Feats of Scholarship

The Writing on the Wall

Epigraphy and Wanderlust

Cities and Men

The Currency of the Ancients

The Visual Image of Antiquity




Feats of Scholarship



Marcus Manilius, ed. Joseph Scaliger, Astronomicon

Joseph Scaliger

Portrait of Joseph Scaliger


Polyaenus, notes by Isaac Casaubon, Strategemata

Isaac Casaubon

Portrait of Isaac Casaubon


The copying of texts by hand necessarily introduces an element of error, and manuscripts are easily damaged. Thus if the heroes among the early antiquarians were the book-hunters, by the 16th century the editors had assumed the mantle. The job of the editor is to reconstruct, as nearly as possible, the original version of a particular text. This requires both erudition and presumption.

Doubtless one of the most learned and presumptuous men in the history of scholarship, Joseph Scaliger (1540-1609) could read Latin, Greek, Hebrew, Aramaic, Arabic, and Ethiopic, and brought all to bear on his virtuosic editions of ancient authors. Not content to emend difficult texts, as in his edition of Manilius shown here, Scaliger produced a hypothetical version of the Greek text of Eusebius's Chronicle, of which only later summaries had survived.

This conjuring act was performed in the service of a larger project: Scaliger's reconstruction of the chronology of ancient history. His reconciliation of various calendrical systems allowed events in Greek, Jewish, and Near Eastern history to be placed on the same timeline, making of antiquity a discrete and comprehensible temporal entity. Scaliger's conception of history was extremely influential; a remark of his on the four ages of Greek poetry would be expanded by Winckelmann into an evolutionary scheme for Greek art.

Scaliger's younger contemporary, Isaac Casaubon (1559-1614) is today known primarily as the inspiration for Edward Casaubon, the impotent husband of Dorothea Brooke in George Eliot's novel Middlemarch. The historical Casaubon did exemplify ascetic devotion to scholarship, but also managed to father some fourteen children. His major works were commentaries on such learned compendia as Strabo's Geography and the Deipnosophistae of Athenaeus.
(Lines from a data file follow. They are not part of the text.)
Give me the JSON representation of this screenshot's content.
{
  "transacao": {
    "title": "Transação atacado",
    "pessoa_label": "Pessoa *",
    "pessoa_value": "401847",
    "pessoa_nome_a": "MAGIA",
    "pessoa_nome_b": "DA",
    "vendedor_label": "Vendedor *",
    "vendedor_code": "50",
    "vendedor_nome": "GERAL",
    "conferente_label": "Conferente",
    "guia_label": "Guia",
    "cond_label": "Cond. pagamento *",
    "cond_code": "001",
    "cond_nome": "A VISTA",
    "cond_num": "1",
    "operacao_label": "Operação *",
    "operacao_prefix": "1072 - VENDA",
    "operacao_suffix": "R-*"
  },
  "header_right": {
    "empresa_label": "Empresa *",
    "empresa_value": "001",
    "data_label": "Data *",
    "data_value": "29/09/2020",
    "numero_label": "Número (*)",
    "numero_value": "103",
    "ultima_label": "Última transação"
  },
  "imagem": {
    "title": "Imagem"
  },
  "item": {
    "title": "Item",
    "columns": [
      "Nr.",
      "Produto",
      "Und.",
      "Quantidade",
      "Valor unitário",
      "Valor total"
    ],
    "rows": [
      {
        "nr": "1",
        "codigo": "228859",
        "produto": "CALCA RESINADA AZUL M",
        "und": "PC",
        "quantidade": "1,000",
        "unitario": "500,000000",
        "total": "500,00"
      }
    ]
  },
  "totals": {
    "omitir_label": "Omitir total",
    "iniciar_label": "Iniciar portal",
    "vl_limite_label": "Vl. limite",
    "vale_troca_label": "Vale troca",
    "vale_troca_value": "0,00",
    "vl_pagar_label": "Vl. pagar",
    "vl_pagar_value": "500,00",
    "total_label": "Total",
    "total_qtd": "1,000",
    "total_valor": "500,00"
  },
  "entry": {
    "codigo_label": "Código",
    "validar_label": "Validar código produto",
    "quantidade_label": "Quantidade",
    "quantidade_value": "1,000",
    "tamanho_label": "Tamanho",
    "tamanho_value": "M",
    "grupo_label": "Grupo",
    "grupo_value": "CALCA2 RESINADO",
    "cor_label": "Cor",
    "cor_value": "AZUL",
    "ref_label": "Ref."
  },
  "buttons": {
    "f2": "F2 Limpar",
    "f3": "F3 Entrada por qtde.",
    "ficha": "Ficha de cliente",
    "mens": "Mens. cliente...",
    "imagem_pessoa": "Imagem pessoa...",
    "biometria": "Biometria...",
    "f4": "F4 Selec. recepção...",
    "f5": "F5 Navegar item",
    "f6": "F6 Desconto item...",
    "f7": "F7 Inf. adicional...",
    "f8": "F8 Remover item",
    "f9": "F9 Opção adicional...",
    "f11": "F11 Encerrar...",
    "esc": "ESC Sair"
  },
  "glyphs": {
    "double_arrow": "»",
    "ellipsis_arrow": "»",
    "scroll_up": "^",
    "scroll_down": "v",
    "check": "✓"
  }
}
The Calvinist Casaubon worked himself literally to death pursuing a controversy with a Catholic historian. He was, in the words of his biographer, Mark Pattison, "the martyr of learning."


[Bryn Mawr College Library Special Collections]